Craig Oliver, the BBC executive who will become David Cameron's new Director of Communications, had accepted another job at the Corporation shortly before leaving for Downing Street.
Mr Oliver had agreed to take on the role of reviewing all the BBC's television news output in addition to his job at the World Service. The position had been offered to him personally by the Director-General, Mark Thompson, and was seen internally as a sign that he was being lined up to take control of the entire BBC news operation.
However, on the day his new job was announced, Mr Oliver took many colleagues by surprise with the news that he was leaving the BBC.
"It came completely out of the blue," said one member of staff. "We heard about his first new job a few days ago and then he went and left."
Senior BBC executives are known to be concerned by Mr Oliver's switch from "poacher to gamekeeper". Far from believing that it will give them an "in" with Downing Street, they are worried that Mr Oliver will feel the need to prove himself to his new political masters by complaining more about the BBC's coverage.
Producers and editors are already familiar with calls from Downing Street complaining about the accuracy – and sometimes the tone or the prominence – of the stories they run. They believe these calls may well become more frequent.
Mr Oliver replaces Andy Coulson, the former News of the World editor who resigned two weeks ago as more allegations emerged of phone hacking by the paper's staff.

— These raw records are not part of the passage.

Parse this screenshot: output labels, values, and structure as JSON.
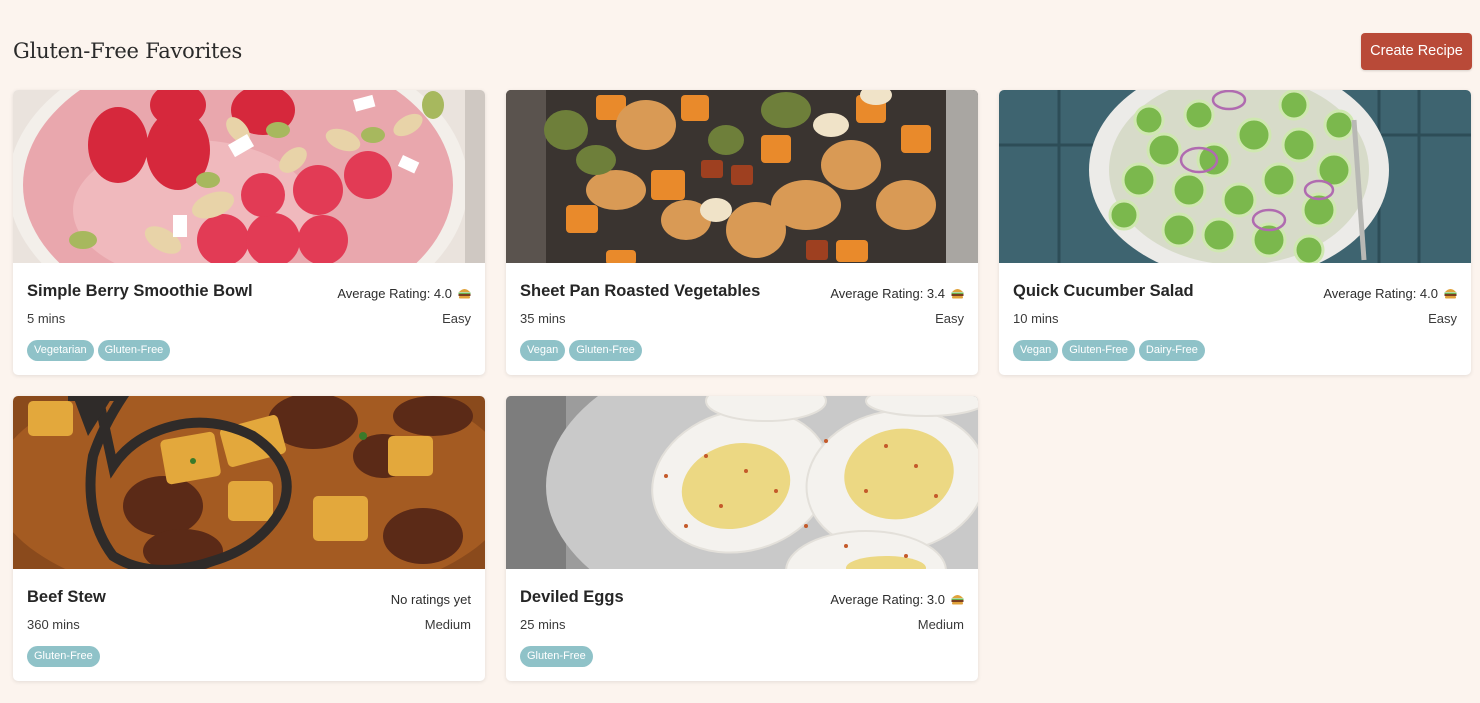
{
  "header": {
    "title": "Gluten-Free Favorites",
    "create_label": "Create Recipe"
  },
  "colors": {
    "background": "#fcf4ee",
    "accent": "#b94a38",
    "tag": "#8fc2c8"
  },
  "rating_icon": "burger-icon",
  "recipes": [
    {
      "title": "Simple Berry Smoothie Bowl",
      "rating": "Average Rating: 4.0",
      "time": "5 mins",
      "difficulty": "Easy",
      "tags": [
        "Vegetarian",
        "Gluten-Free"
      ],
      "image": "berry-smoothie-bowl-photo"
    },
    {
      "title": "Sheet Pan Roasted Vegetables",
      "rating": "Average Rating: 3.4",
      "time": "35 mins",
      "difficulty": "Easy",
      "tags": [
        "Vegan",
        "Gluten-Free"
      ],
      "image": "roasted-vegetables-photo"
    },
    {
      "title": "Quick Cucumber Salad",
      "rating": "Average Rating: 4.0",
      "time": "10 mins",
      "difficulty": "Easy",
      "tags": [
        "Vegan",
        "Gluten-Free",
        "Dairy-Free"
      ],
      "image": "cucumber-salad-photo"
    },
    {
      "title": "Beef Stew",
      "rating": "No ratings yet",
      "time": "360 mins",
      "difficulty": "Medium",
      "tags": [
        "Gluten-Free"
      ],
      "image": "beef-stew-photo"
    },
    {
      "title": "Deviled Eggs",
      "rating": "Average Rating: 3.0",
      "time": "25 mins",
      "difficulty": "Medium",
      "tags": [
        "Gluten-Free"
      ],
      "image": "deviled-eggs-photo"
    }
  ]
}
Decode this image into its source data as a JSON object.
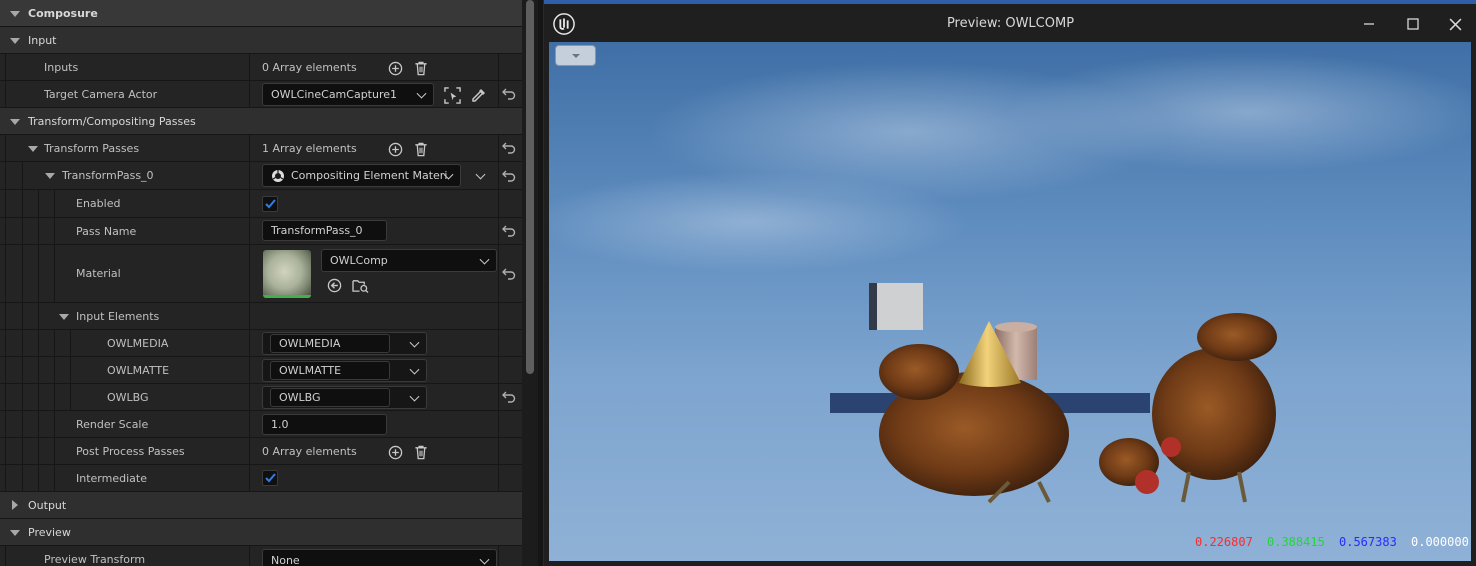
{
  "details": {
    "categories": {
      "composure": "Composure",
      "input": "Input",
      "transform": "Transform/Compositing Passes",
      "output": "Output",
      "preview": "Preview"
    },
    "inputs": {
      "label": "Inputs",
      "value": "0 Array elements"
    },
    "target_camera": {
      "label": "Target Camera Actor",
      "value": "OWLCineCamCapture1"
    },
    "transform_passes": {
      "label": "Transform Passes",
      "value": "1 Array elements"
    },
    "transform_pass_0": {
      "label": "TransformPass_0",
      "value": "Compositing Element Materi"
    },
    "enabled": {
      "label": "Enabled",
      "checked": true
    },
    "pass_name": {
      "label": "Pass Name",
      "value": "TransformPass_0"
    },
    "material": {
      "label": "Material",
      "value": "OWLComp"
    },
    "input_elements": {
      "label": "Input Elements",
      "items": [
        {
          "label": "OWLMEDIA",
          "value": "OWLMEDIA"
        },
        {
          "label": "OWLMATTE",
          "value": "OWLMATTE"
        },
        {
          "label": "OWLBG",
          "value": "OWLBG"
        }
      ]
    },
    "render_scale": {
      "label": "Render Scale",
      "value": "1.0"
    },
    "post_process": {
      "label": "Post Process Passes",
      "value": "0 Array elements"
    },
    "intermediate": {
      "label": "Intermediate",
      "checked": true
    },
    "preview_transform": {
      "label": "Preview Transform",
      "value": "None"
    }
  },
  "preview": {
    "title": "Preview: OWLCOMP",
    "pixel_values": {
      "r": "0.226807",
      "g": "0.388415",
      "b": "0.567383",
      "a": "0.000000"
    }
  },
  "colors": {
    "accent": "#2f5fa8",
    "check": "#2d7ee8",
    "pixel_r": "#ff2a2a",
    "pixel_g": "#22d63a",
    "pixel_b": "#2a2aff",
    "pixel_a": "#ffffff"
  },
  "icons": {
    "add": "plus-circle-icon",
    "delete": "trash-icon",
    "reset": "reset-arrow-icon",
    "pick_actor": "select-actor-icon",
    "eyedropper": "eyedropper-icon",
    "browse": "browse-arrow-icon",
    "find": "find-in-browser-icon",
    "material_class": "material-class-icon",
    "engine_logo": "unreal-logo-icon",
    "minimize": "minimize-icon",
    "maximize": "maximize-icon",
    "close": "close-icon"
  }
}
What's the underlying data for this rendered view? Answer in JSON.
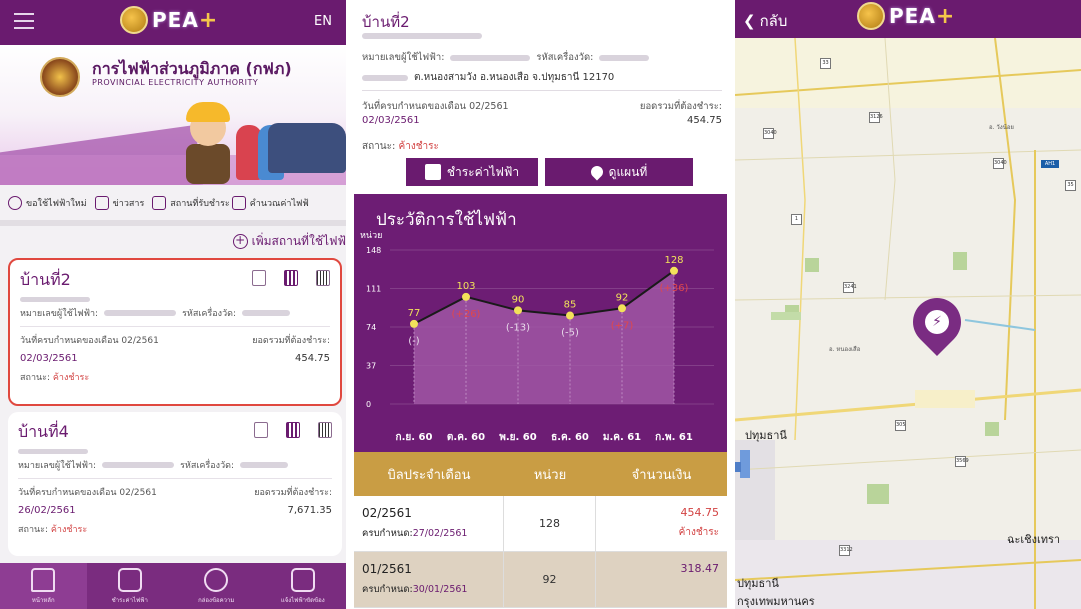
{
  "panel1": {
    "header": {
      "brand": "PEA",
      "lang": "EN"
    },
    "banner": {
      "title_th": "การไฟฟ้าส่วนภูมิภาค (กฟภ)",
      "title_en": "PROVINCIAL ELECTRICITY AUTHORITY"
    },
    "menu": [
      "ขอใช้ไฟฟ้าใหม่",
      "ข่าวสาร",
      "สถานที่รับชำระ",
      "คำนวณค่าไฟฟ้"
    ],
    "add_place": "เพิ่มสถานที่ใช้ไฟฟ้",
    "cards": [
      {
        "title": "บ้านที่2",
        "meter_label": "หมายเลขผู้ใช้ไฟฟ้า:",
        "meter_no_label": "รหัสเครื่องวัด:",
        "due_label": "วันที่ครบกำหนดของเดือน 02/2561",
        "total_label": "ยอดรวมที่ต้องชำระ:",
        "date": "02/03/2561",
        "amount": "454.75",
        "status_label": "สถานะ:",
        "status_value": "ค้างชำระ"
      },
      {
        "title": "บ้านที่4",
        "meter_label": "หมายเลขผู้ใช้ไฟฟ้า:",
        "meter_no_label": "รหัสเครื่องวัด:",
        "due_label": "วันที่ครบกำหนดของเดือน 02/2561",
        "total_label": "ยอดรวมที่ต้องชำระ:",
        "date": "26/02/2561",
        "amount": "7,671.35",
        "status_label": "สถานะ:",
        "status_value": "ค้างชำระ"
      }
    ],
    "nav": [
      "หน้าหลัก",
      "ชำระค่าไฟฟ้า",
      "กล่องข้อความ",
      "แจ้งไฟฟ้าขัดข้อง"
    ]
  },
  "panel2": {
    "title": "บ้านที่2",
    "meter_label": "หมายเลขผู้ใช้ไฟฟ้า:",
    "meter_no_label": "รหัสเครื่องวัด:",
    "address": "ต.หนองสามวัง อ.หนองเสือ จ.ปทุมธานี 12170",
    "due_label": "วันที่ครบกำหนดของเดือน 02/2561",
    "total_label": "ยอดรวมที่ต้องชำระ:",
    "date": "02/03/2561",
    "amount": "454.75",
    "status_label": "สถานะ:",
    "status_value": "ค้างชำระ",
    "btn_pay": "ชำระค่าไฟฟ้า",
    "btn_map": "ดูแผนที่",
    "table": {
      "headers": [
        "บิลประจำเดือน",
        "หน่วย",
        "จำนวนเงิน"
      ],
      "rows": [
        {
          "bill": "02/2561",
          "due_label": "ครบกำหนด:",
          "due": "27/02/2561",
          "units": "128",
          "amount": "454.75",
          "status": "ค้างชำระ"
        },
        {
          "bill": "01/2561",
          "due_label": "ครบกำหนด:",
          "due": "30/01/2561",
          "units": "92",
          "amount": "318.47",
          "status": ""
        }
      ]
    }
  },
  "chart_data": {
    "type": "line",
    "title": "ประวัติการใช้ไฟฟ้า",
    "ylabel": "หน่วย",
    "categories": [
      "ก.ย. 60",
      "ต.ค. 60",
      "พ.ย. 60",
      "ธ.ค. 60",
      "ม.ค. 61",
      "ก.พ. 61"
    ],
    "values": [
      77,
      103,
      90,
      85,
      92,
      128
    ],
    "diffs": [
      "(-)",
      "(+26)",
      "(-13)",
      "(-5)",
      "(+7)",
      "(+36)"
    ],
    "yticks": [
      0,
      37,
      74,
      111,
      148
    ],
    "ylim": [
      0,
      148
    ],
    "colors": {
      "bg": "#6d1d74",
      "fill": "#a35aa8",
      "line": "#1a1a1a",
      "point": "#f2e25a",
      "up": "#e0474c",
      "down": "#e7d9ea"
    }
  },
  "panel3": {
    "back": "กลับ",
    "labels": {
      "pathumthani": "ปทุมธานี",
      "pathumthani2": "ปทุมธานี",
      "bangkok": "กรุงเทพมหานคร",
      "chachoengsao": "ฉะเชิงเทรา",
      "nong_suea": "อ. หนองเสือ",
      "wang_noi": "อ. วังน้อย"
    },
    "roads": [
      "33",
      "3126",
      "3040",
      "3040",
      "1",
      "3241",
      "305",
      "3569",
      "3312",
      "AH1",
      "35"
    ]
  }
}
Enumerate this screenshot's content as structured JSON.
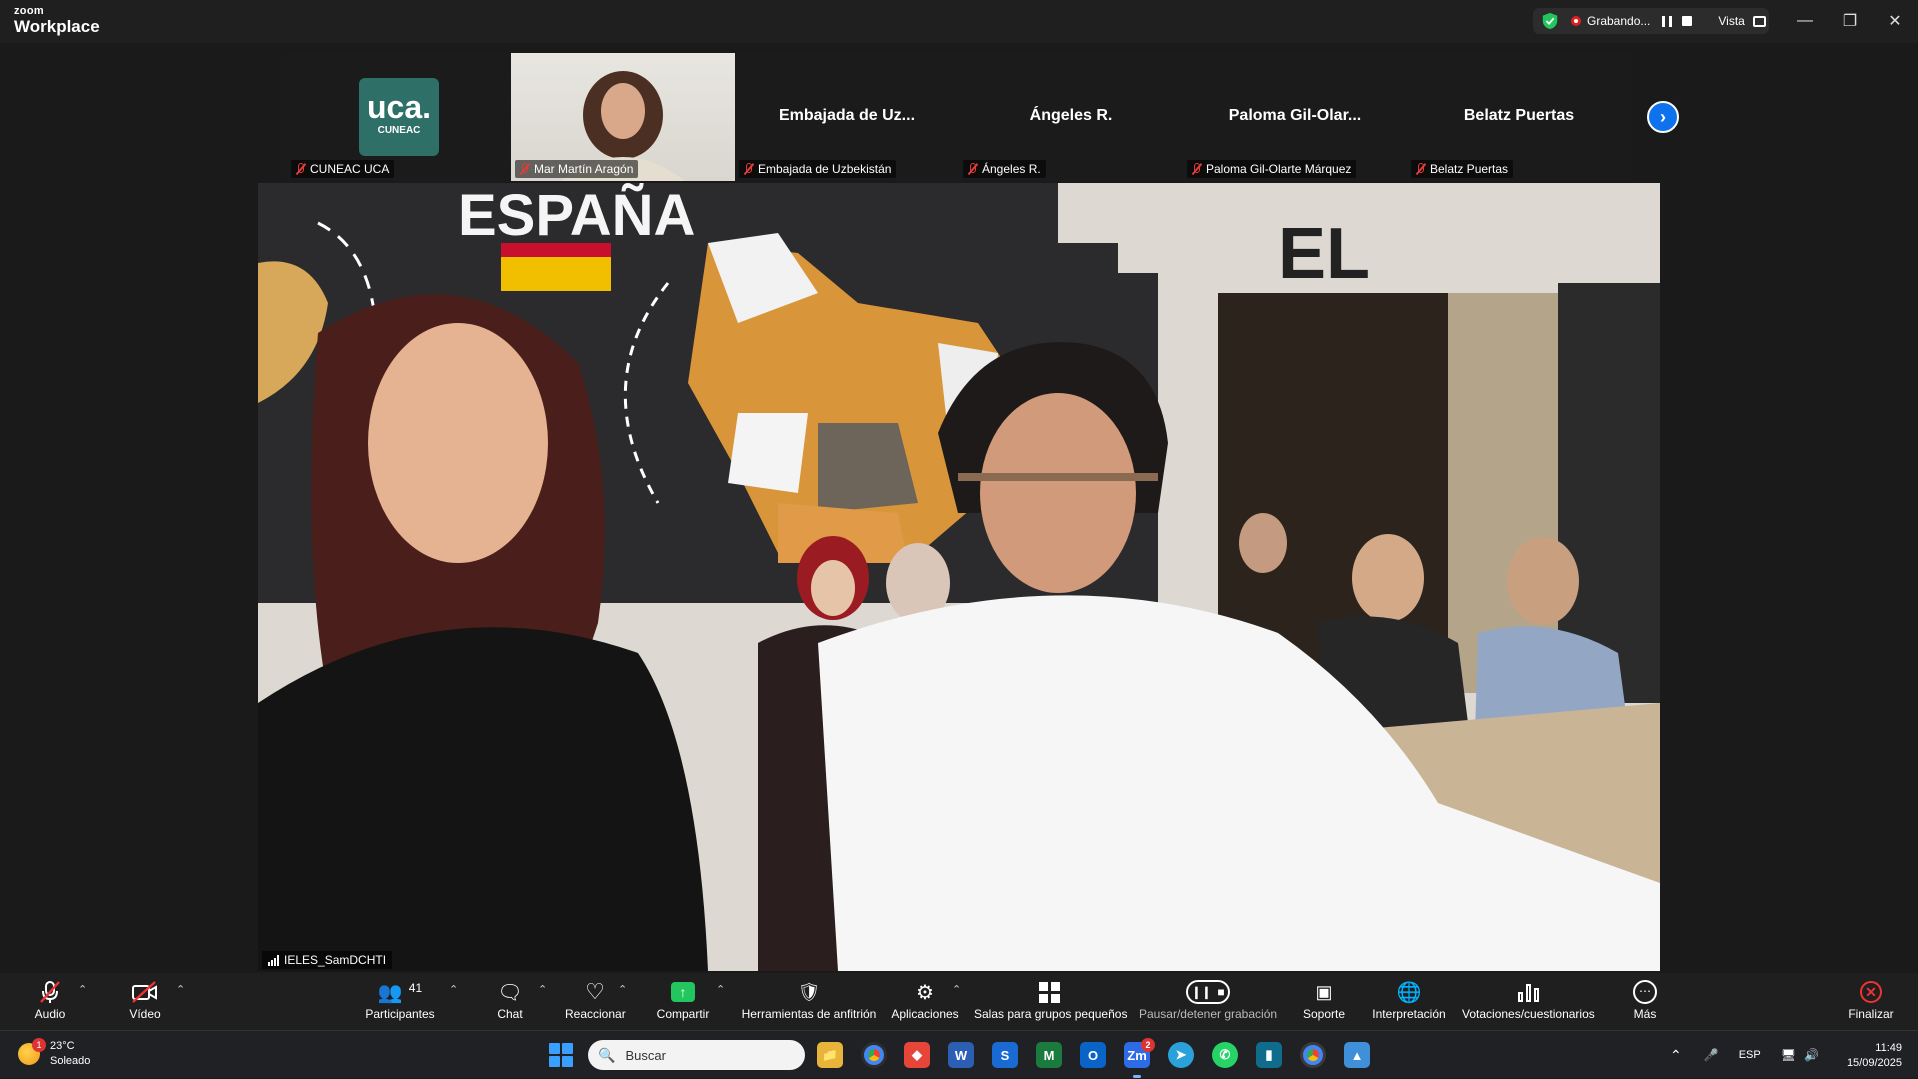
{
  "app": {
    "brand_top": "zoom",
    "brand_bottom": "Workplace"
  },
  "recording": {
    "status": "Grabando...",
    "view_label": "Vista"
  },
  "gallery": {
    "tiles": [
      {
        "name": "",
        "label": "CUNEAC UCA",
        "logo_big": "uca.",
        "logo_small": "CUNEAC"
      },
      {
        "name": "",
        "label": "Mar Martín Aragón"
      },
      {
        "name": "Embajada  de  Uz...",
        "label": "Embajada de Uzbekistán"
      },
      {
        "name": "Ángeles R.",
        "label": "Ángeles R."
      },
      {
        "name": "Paloma  Gil-Olar...",
        "label": "Paloma Gil-Olarte Márquez"
      },
      {
        "name": "Belatz Puertas",
        "label": "Belatz Puertas"
      }
    ]
  },
  "main_video": {
    "speaker_label": "IELES_SamDCHTI",
    "sign_text": "ESPAÑA",
    "sign_text_2": "EL"
  },
  "toolbar": {
    "audio": "Audio",
    "video": "Vídeo",
    "participants": "Participantes",
    "participants_count": "41",
    "chat": "Chat",
    "react": "Reaccionar",
    "share": "Compartir",
    "host_tools": "Herramientas de anfitrión",
    "apps": "Aplicaciones",
    "breakout": "Salas para grupos pequeños",
    "pause_rec": "Pausar/detener grabación",
    "support": "Soporte",
    "interpretation": "Interpretación",
    "polls": "Votaciones/cuestionarios",
    "more": "Más",
    "end": "Finalizar"
  },
  "taskbar": {
    "weather_temp": "23°C",
    "weather_desc": "Soleado",
    "weather_badge": "1",
    "search_placeholder": "Buscar",
    "zoom_badge": "2",
    "lang": "ESP",
    "time": "11:49",
    "date": "15/09/2025"
  },
  "colors": {
    "accent": "#0e72ed",
    "end": "#e33333",
    "share": "#22c55e",
    "uca_logo": "#2e6f67"
  }
}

The BBC has already made clear that, because of the nature of his new job, Mr Oliver will not be required to serve out any notice period. He could start at Downing Street next week.Reuse content